  • Promises to sources:
    When promised anonymity to a source, the promise will be kept.

I think guidelines or rules are a good way to start an ethical thinking. The rule-based thinking can be very help full when the decision I have to make is so complex that I can’t figure out a way to solve the problem and it’s hard to go when you’re playing by the rules.

Unfortunately, the rules can’t cover everything, that’s why I find useful to also use the three other theories. I am convinced that minimizing harm is crucial in any ethical decisions but it is also necessary to be tough and not be afraid of exposing people. It is all about finding the right balance, just like in Aristotle’s theory of the Golden Mean.

I have never really faced a major ethical choice in my student journalist career but I have chosen to highlight these specific guidelines because I feel like good journalism couldn’t be done without them.

I feel like some of these guidelines are true to good journalism but also true to being a good citizen, family member or friend. If I had to pick three of these guidelines that apply to my private life, I would probably chose minimizing harm, fairness and transparency. I believe that by using these, I can sleep soundly at night and I wouldn’t want the work I’m doing for my job to be any different.

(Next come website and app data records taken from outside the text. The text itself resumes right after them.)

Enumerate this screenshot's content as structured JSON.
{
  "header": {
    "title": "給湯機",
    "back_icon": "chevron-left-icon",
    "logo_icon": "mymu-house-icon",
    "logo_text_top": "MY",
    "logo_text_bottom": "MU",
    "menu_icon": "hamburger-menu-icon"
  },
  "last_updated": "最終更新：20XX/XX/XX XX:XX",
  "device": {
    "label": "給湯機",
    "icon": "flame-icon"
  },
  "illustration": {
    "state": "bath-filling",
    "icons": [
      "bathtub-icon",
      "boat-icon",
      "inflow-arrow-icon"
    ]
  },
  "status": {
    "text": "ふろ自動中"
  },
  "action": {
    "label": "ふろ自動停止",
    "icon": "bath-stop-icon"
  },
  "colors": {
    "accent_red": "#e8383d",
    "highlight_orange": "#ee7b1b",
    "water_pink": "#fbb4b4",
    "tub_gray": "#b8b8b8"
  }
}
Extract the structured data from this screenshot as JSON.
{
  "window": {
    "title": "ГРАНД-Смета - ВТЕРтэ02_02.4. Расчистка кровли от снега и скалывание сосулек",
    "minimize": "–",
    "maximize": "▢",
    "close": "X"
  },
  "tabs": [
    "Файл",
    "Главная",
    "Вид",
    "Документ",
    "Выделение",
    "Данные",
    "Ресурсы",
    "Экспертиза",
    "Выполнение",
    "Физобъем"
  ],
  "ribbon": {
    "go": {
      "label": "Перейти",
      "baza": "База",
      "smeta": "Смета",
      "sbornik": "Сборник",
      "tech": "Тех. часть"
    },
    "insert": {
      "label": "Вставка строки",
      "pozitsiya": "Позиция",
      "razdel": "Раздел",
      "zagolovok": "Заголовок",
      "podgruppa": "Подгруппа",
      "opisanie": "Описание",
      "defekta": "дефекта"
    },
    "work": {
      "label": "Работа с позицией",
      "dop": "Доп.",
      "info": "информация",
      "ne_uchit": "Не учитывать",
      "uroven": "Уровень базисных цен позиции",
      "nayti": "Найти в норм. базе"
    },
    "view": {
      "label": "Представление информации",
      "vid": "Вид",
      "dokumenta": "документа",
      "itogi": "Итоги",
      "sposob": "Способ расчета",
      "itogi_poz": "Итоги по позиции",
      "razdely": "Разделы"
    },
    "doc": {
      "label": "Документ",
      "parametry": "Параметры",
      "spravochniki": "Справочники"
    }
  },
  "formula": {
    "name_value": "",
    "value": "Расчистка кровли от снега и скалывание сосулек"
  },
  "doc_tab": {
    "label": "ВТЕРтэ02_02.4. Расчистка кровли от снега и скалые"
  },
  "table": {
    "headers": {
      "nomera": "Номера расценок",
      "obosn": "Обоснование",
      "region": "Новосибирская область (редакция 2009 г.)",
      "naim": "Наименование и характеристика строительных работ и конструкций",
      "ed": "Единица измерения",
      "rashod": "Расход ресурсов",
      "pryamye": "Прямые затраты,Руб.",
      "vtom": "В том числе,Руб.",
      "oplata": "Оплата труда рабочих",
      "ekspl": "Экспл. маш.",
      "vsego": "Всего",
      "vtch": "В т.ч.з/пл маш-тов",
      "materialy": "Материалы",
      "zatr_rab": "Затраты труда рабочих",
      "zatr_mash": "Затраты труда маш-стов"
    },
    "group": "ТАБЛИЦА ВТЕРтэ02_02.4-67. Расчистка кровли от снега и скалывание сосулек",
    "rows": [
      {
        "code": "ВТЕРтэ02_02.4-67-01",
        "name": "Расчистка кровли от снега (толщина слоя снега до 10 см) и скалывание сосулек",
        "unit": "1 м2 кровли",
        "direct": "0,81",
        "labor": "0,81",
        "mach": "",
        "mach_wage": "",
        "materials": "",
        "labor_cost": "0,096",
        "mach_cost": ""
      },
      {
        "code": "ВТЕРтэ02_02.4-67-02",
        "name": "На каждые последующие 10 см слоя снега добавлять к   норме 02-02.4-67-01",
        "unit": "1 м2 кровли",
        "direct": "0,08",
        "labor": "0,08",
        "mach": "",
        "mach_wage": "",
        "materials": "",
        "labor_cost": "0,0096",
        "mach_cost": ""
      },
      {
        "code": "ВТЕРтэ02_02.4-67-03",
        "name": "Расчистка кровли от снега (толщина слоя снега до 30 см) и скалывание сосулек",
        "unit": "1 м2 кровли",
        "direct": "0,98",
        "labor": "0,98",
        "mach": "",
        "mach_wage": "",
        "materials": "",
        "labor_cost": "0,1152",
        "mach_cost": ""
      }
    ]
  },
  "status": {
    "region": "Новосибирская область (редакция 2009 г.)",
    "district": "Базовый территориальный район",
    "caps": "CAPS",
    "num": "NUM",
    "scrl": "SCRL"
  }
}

Picture credit: www.solucareaide.org, Creative Commons, Some Rights Reserved.

Accuracy in TV news

TV studio

I recently read an article on Poynter MediaWire about the use of the word “tonight” in TV newscasts.

The article showed the misuse of time periods in the narration of some TV stories.

Here is what Ric Ward found out when he watched ABC’s World News Tonight with David Muir.

“On Tuesday, July 21, I counted 45 “tonight” references in the newscast. All but 10 of the “tonights” were in anchor scripts. The other 10 were in reporter packages or live shots. With a news hole of roughly 20 minutes, that’s a “tonight” every 26 seconds.

Were all the “tonights” necessary? In my opinion, no. Most were like Newswriting 102 in hyper overdrive. Not needed. Only thrown in to give the story an air of immediacy – a false air of immediacy.

Were they accurate? For most, if not all — no. Lines like ‘new video released tonight’ when the video had aired most of the day on other networks, cable channels and online were simply false. Lines like ‘investigators say tonight’ are also inaccurate. Unless you consider early afternoon as ‘tonight’,”

I was pretty shock by that article because I realized I had never really paid attention to the misuse of “tonight.” But by watching the ABC newscast I realized how misleading this was. It also made me think of the overuse of adjectives in TV journalism. It is not rare to hear words like “terrible,” “dramatic” or “incredible” in a newscast.

These adjectives make the reports less objective and adds drama and sensationalization. But this is not what an unbiased newscast should be. A journalist or anchor is not supposed to tell the audiance how to feel about the news.

On the contrary to ABC evening news, I watched the CBS evening news and they did a great job avoiding “tonight” when it was not accurate, they actually almost never used it. They used a couple of “drama adjectives” but nothing too problematic in my opinion.

Photo credit: Wiki Commons. Some Rights Reserved.